Doris Flax, Director of Education for LWV-AZ and AAUW-NWV, spent a great deal of time contacting PTA/PTO presidents and school board members as well as principals and civics education teachers and reported back to the CE Committee that the effort to reach parents and other community members through presentations to individual PTAs would probably not yield favorable results as these meetings were often sparsely attended. She contacted the sponsors of the Dysart Community Connections Fair, scheduled for March 6 on the Valley Vista High School Campus, about arranging for a booth at the Fair at which information could be provided by members of the CE Committee to the fairgoers and their children. Our request was approved, and committee members worked together to obtain and organize information to be copied and distributed (copy of packet attached). The non-partisan material was gathered from the County Election office, state elected officials, the Dysart District's Social Studies Director Mary Hoffman, Arizona Capitol Times' "Green Book," the Internet, and ideas generated by the committee members themselves.
Other handouts relating to civic involvement were made available at the Booth. The booth was decorated with red, white and blue balloons and featured a large laminated sign with the message to "Get Involved! Parents and Community Members, Learn How to Make a Difference." (Sign by Marge Mead; frame by Frank Mead: a family project) An AAUW banner was fastened to the front of the booth. Doris arranged to have four senior high school girls arrive before the fair opened to tape little signs on each of several hundred All Natural/Organic lollipops that read "LICK IGNORANCE! Speak out!" The lollipops were given to students and parents to accompany the print material to encourage them to advocate for their children's education more forcefully.
Several hundred fairgoers attended the event, which started at 10:00 a.m.on March 6, 2010. The fairgoers were asked to donate a non-perishable food item to benefit the newly established Dysart Family Resource Center. The festivities began with a parade led by the Valley Vista High School Marching Band and the Cheer Squads of many elementary schools, followed by speeches by officials from the cities of Surprise and El Mirage and the Dysart School District Central Office. The mayor of Surprise stopped by our booth to comment on the importance of civic participation and congratulate the success of our efforts.
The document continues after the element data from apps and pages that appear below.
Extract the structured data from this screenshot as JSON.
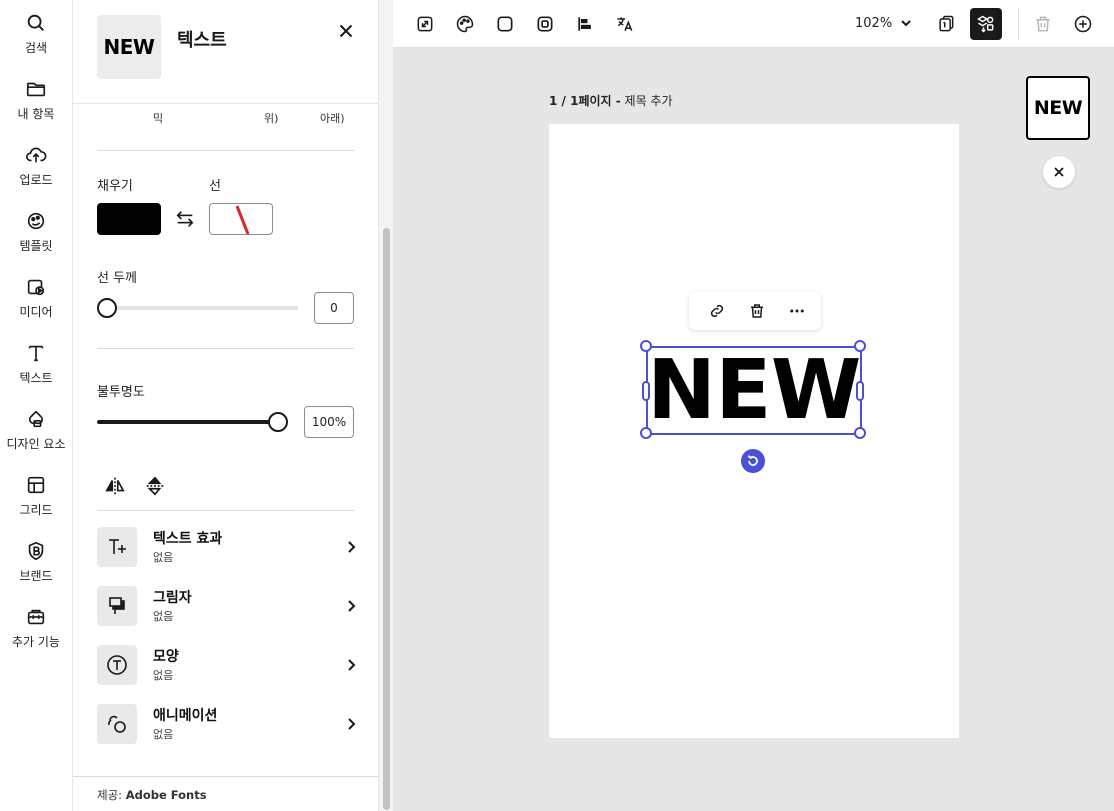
{
  "rail": {
    "items": [
      {
        "label": "검색",
        "icon": "search-icon"
      },
      {
        "label": "내 항목",
        "icon": "folder-icon"
      },
      {
        "label": "업로드",
        "icon": "cloud-upload-icon"
      },
      {
        "label": "템플릿",
        "icon": "template-icon"
      },
      {
        "label": "미디어",
        "icon": "media-icon"
      },
      {
        "label": "텍스트",
        "icon": "text-icon"
      },
      {
        "label": "디자인 요소",
        "icon": "shapes-icon"
      },
      {
        "label": "그리드",
        "icon": "grid-icon"
      },
      {
        "label": "브랜드",
        "icon": "brand-icon"
      },
      {
        "label": "추가 기능",
        "icon": "addons-icon"
      }
    ]
  },
  "panel": {
    "thumb_text": "NEW",
    "title": "텍스트",
    "cut_labels": [
      "믹",
      "위)",
      "아래)"
    ],
    "fill_label": "채우기",
    "stroke_label": "선",
    "fill_color": "#000000",
    "stroke_width_label": "선 두께",
    "stroke_width_value": "0",
    "stroke_width_fraction": 0,
    "opacity_label": "불투명도",
    "opacity_value": "100%",
    "opacity_fraction": 1,
    "rows": [
      {
        "title": "텍스트 효과",
        "sub": "없음",
        "icon": "text-effects-icon"
      },
      {
        "title": "그림자",
        "sub": "없음",
        "icon": "shadow-icon"
      },
      {
        "title": "모양",
        "sub": "없음",
        "icon": "shape-icon"
      },
      {
        "title": "애니메이션",
        "sub": "없음",
        "icon": "animation-icon"
      }
    ],
    "provider_label": "제공:",
    "provider_name": "Adobe Fonts"
  },
  "toolbar": {
    "zoom": "102%"
  },
  "canvas": {
    "page_counter": "1 / 1페이지 -",
    "page_title": "제목 추가",
    "text": "NEW",
    "preview_text": "NEW"
  },
  "colors": {
    "selection": "#4a50d8",
    "stroke_slash": "#d9252a"
  }
}
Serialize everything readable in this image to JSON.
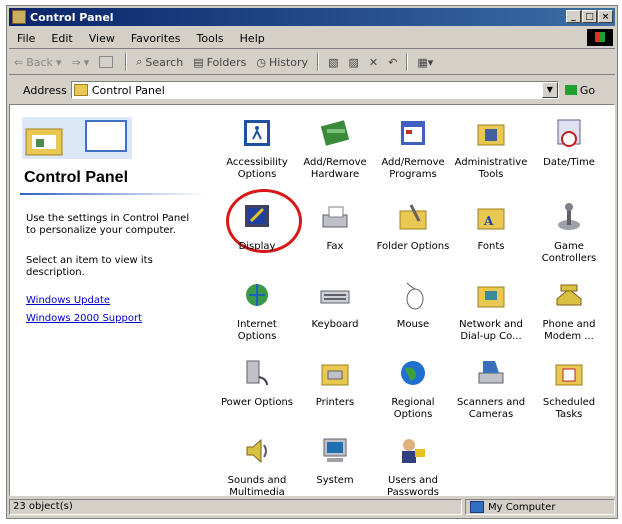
{
  "window": {
    "title": "Control Panel"
  },
  "menu": [
    "File",
    "Edit",
    "View",
    "Favorites",
    "Tools",
    "Help"
  ],
  "toolbar": {
    "back": "Back",
    "search": "Search",
    "folders": "Folders",
    "history": "History"
  },
  "address": {
    "label": "Address",
    "value": "Control Panel",
    "go": "Go"
  },
  "left": {
    "title": "Control Panel",
    "description": "Use the settings in Control Panel to personalize your computer.",
    "select_hint": "Select an item to view its description.",
    "links": [
      "Windows Update",
      "Windows 2000 Support"
    ]
  },
  "items": [
    {
      "label": "Accessibility Options",
      "icon": "accessibility-icon"
    },
    {
      "label": "Add/Remove Hardware",
      "icon": "hardware-icon"
    },
    {
      "label": "Add/Remove Programs",
      "icon": "programs-icon"
    },
    {
      "label": "Administrative Tools",
      "icon": "admin-tools-icon"
    },
    {
      "label": "Date/Time",
      "icon": "clock-icon"
    },
    {
      "label": "Display",
      "icon": "display-icon"
    },
    {
      "label": "Fax",
      "icon": "fax-icon"
    },
    {
      "label": "Folder Options",
      "icon": "folder-options-icon"
    },
    {
      "label": "Fonts",
      "icon": "fonts-icon"
    },
    {
      "label": "Game Controllers",
      "icon": "joystick-icon"
    },
    {
      "label": "Internet Options",
      "icon": "internet-icon"
    },
    {
      "label": "Keyboard",
      "icon": "keyboard-icon"
    },
    {
      "label": "Mouse",
      "icon": "mouse-icon"
    },
    {
      "label": "Network and Dial-up Co...",
      "icon": "network-icon"
    },
    {
      "label": "Phone and Modem ...",
      "icon": "phone-icon"
    },
    {
      "label": "Power Options",
      "icon": "power-icon"
    },
    {
      "label": "Printers",
      "icon": "printer-icon"
    },
    {
      "label": "Regional Options",
      "icon": "globe-icon"
    },
    {
      "label": "Scanners and Cameras",
      "icon": "scanner-icon"
    },
    {
      "label": "Scheduled Tasks",
      "icon": "calendar-icon"
    },
    {
      "label": "Sounds and Multimedia",
      "icon": "speaker-icon"
    },
    {
      "label": "System",
      "icon": "computer-icon"
    },
    {
      "label": "Users and Passwords",
      "icon": "users-icon"
    }
  ],
  "status": {
    "count": "23 object(s)",
    "zone": "My Computer"
  }
}
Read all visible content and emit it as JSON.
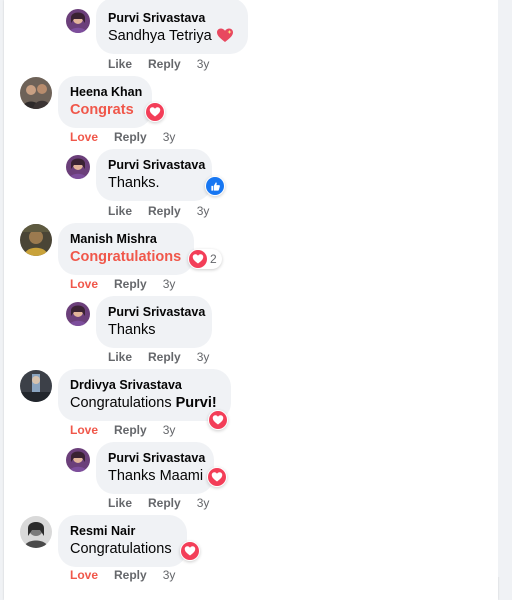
{
  "colors": {
    "love": "#f0574a",
    "heart_badge": "#f33e58",
    "like_badge": "#1877f2",
    "bubble": "#f0f2f5",
    "meta": "#65676b"
  },
  "comments": [
    {
      "author": "Purvi Srivastava",
      "text": "Sandhya Tetriya",
      "text_emoji": "sparkling-heart",
      "actions": [
        "Like",
        "Reply"
      ],
      "age": "3y"
    },
    {
      "author": "Heena Khan",
      "text": "Congrats",
      "reaction": "love",
      "actions": [
        "Love",
        "Reply"
      ],
      "age": "3y"
    },
    {
      "author": "Purvi Srivastava",
      "text": "Thanks.",
      "reaction": "like",
      "actions": [
        "Like",
        "Reply"
      ],
      "age": "3y"
    },
    {
      "author": "Manish Mishra",
      "text": "Congratulations",
      "reaction": "love",
      "reaction_count": "2",
      "actions": [
        "Love",
        "Reply"
      ],
      "age": "3y"
    },
    {
      "author": "Purvi Srivastava",
      "text": "Thanks",
      "actions": [
        "Like",
        "Reply"
      ],
      "age": "3y"
    },
    {
      "author": "Drdivya Srivastava",
      "text": "Congratulations ",
      "mention": "Purvi!",
      "reaction": "love",
      "actions": [
        "Love",
        "Reply"
      ],
      "age": "3y"
    },
    {
      "author": "Purvi Srivastava",
      "text": "Thanks Maami",
      "reaction": "love",
      "actions": [
        "Like",
        "Reply"
      ],
      "age": "3y"
    },
    {
      "author": "Resmi Nair",
      "text": "Congratulations",
      "reaction": "love",
      "actions": [
        "Love",
        "Reply"
      ],
      "age": "3y"
    }
  ]
}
Submitted by: Marge Mead Co-director, Sun City/Peoria AAUW Civics Education Project
There were two elections scheduled:
The September 1 election determined if their Board of Directors should have seven or three members; the other election held on September 30 was to elect three members. The league was paid about $2600 for our services. At the September 1 election, LWV/NWV First Vice President, Roberta Davidson, was the presiding election judge. Francis McEvoy (Clinger), Lois Brechner, and Doris Flax assisted in counting the ballots and signing in election-day voters.
On September 30, Bonnie Saunders officiated at the procedures with Jan Lundstrom, Jean Darnell, Valerie Ellien, Lois Brechner, and Doris Flax assisting with similar chores as in the first election.
We were also able to receive an additional $1000 awarded us from the retired judge who was the mediator between the parties.
Submitted by: Roberta Davidson
The large discrepancies (under INCOME) between the Contribution and Fundraising figures against the Budget for the year are as follows:
CONTRIBUTIONS were budgeted for $500.00. Our Year-to-Date figure was $2816.61. Of that figure the Elaine Grossman Estate contribution to us was $2086.61.
FUNDRAISING was budgeted for $240.00. Our year-to-date figure was $4017.81. Of that figure the Cliffs Election earned us $3164.84 less $496.99 expenses for that project. This number appears under EXPENDITURES. Our yearly garage sale brought us $160.00.
Lois Brechner introduced our new Budget for 2010-2011 which begins on April 1st, 2010.
Submitted by: Birdie Bussell